Exercise directions: From the records below, please return each line that holds the word "News".

Saved entries:
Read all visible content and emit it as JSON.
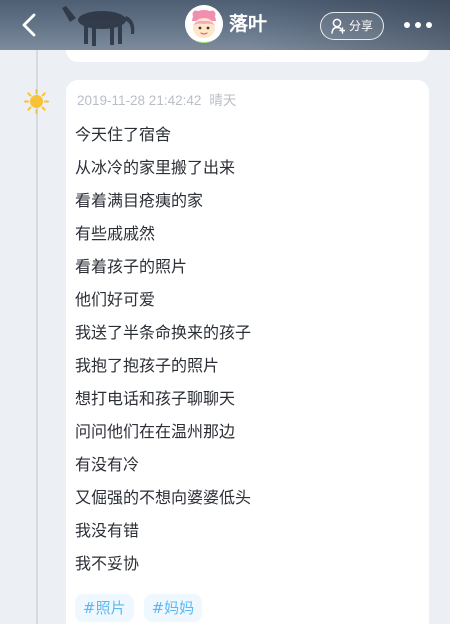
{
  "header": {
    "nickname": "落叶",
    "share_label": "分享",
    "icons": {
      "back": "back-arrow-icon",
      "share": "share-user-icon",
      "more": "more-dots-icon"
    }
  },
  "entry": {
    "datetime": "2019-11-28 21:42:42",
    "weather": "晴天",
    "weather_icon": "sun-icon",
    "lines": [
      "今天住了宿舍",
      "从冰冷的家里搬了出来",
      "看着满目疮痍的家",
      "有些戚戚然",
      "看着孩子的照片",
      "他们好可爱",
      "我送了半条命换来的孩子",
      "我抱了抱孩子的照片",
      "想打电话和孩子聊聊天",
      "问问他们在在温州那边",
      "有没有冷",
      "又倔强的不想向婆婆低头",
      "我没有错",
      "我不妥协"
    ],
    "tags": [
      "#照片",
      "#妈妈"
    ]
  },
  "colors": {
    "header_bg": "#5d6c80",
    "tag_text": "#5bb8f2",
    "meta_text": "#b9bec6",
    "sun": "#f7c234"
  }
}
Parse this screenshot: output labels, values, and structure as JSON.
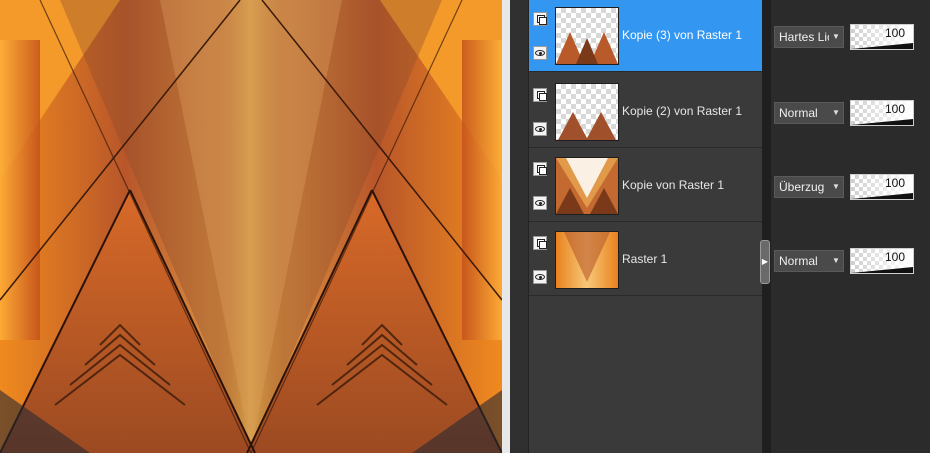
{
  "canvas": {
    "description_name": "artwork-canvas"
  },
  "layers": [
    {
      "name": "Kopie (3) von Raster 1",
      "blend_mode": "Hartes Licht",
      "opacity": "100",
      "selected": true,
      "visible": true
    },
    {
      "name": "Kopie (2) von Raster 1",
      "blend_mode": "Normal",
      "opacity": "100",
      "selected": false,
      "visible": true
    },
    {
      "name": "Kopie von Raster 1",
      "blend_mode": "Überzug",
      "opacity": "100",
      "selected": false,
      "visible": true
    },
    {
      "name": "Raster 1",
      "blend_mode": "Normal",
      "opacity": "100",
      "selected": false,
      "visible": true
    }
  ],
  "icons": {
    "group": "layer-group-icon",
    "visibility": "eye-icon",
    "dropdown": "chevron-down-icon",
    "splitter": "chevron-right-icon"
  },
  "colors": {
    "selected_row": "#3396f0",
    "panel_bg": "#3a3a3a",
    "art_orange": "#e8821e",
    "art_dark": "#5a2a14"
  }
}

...

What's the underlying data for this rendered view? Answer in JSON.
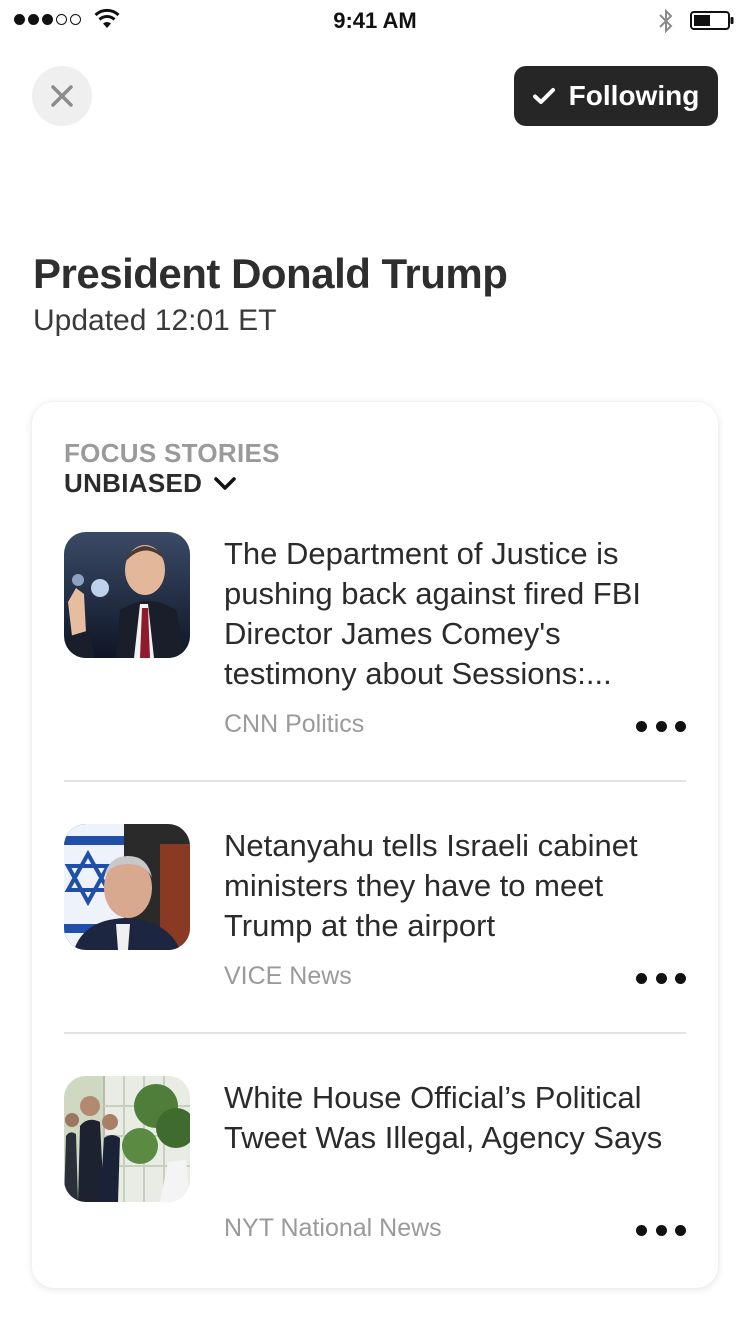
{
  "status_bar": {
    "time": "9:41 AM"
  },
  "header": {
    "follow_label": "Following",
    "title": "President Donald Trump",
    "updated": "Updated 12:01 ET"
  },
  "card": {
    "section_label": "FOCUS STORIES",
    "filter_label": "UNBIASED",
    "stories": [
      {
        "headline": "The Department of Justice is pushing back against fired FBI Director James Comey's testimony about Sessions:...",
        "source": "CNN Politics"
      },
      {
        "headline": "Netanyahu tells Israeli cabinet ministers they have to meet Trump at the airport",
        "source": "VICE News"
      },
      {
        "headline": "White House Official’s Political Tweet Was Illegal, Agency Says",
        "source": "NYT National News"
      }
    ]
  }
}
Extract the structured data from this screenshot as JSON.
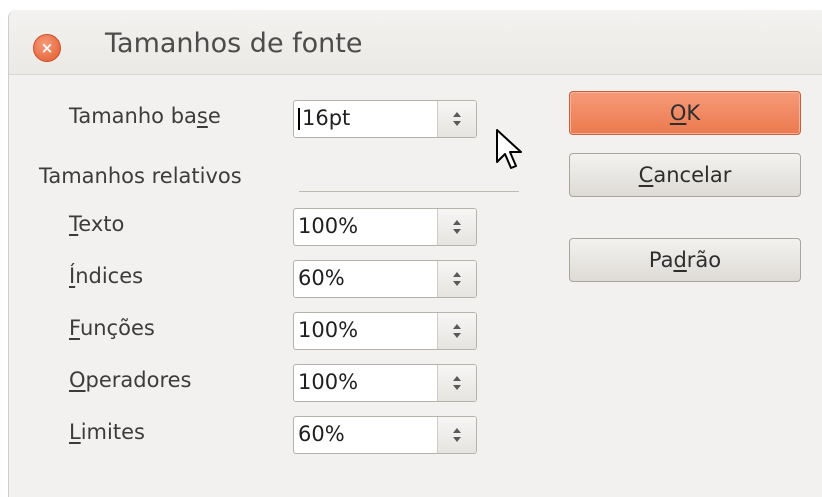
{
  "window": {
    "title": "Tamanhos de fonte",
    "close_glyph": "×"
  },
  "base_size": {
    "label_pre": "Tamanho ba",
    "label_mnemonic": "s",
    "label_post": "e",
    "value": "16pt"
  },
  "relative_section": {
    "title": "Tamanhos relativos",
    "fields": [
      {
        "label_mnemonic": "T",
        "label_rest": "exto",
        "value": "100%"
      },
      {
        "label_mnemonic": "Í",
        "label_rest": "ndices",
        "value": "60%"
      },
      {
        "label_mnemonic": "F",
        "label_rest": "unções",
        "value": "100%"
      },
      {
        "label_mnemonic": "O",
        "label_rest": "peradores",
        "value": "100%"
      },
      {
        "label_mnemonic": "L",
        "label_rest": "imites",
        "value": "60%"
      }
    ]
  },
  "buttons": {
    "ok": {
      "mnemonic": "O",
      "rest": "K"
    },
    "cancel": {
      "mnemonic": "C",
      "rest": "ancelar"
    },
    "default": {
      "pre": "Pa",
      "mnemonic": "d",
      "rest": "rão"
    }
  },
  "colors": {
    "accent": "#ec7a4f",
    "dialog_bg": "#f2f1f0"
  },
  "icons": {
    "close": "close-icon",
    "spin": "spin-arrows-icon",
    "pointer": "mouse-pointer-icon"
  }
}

Reply to the exercise:
        "source": "VICE News"
        "source": "NYT National News"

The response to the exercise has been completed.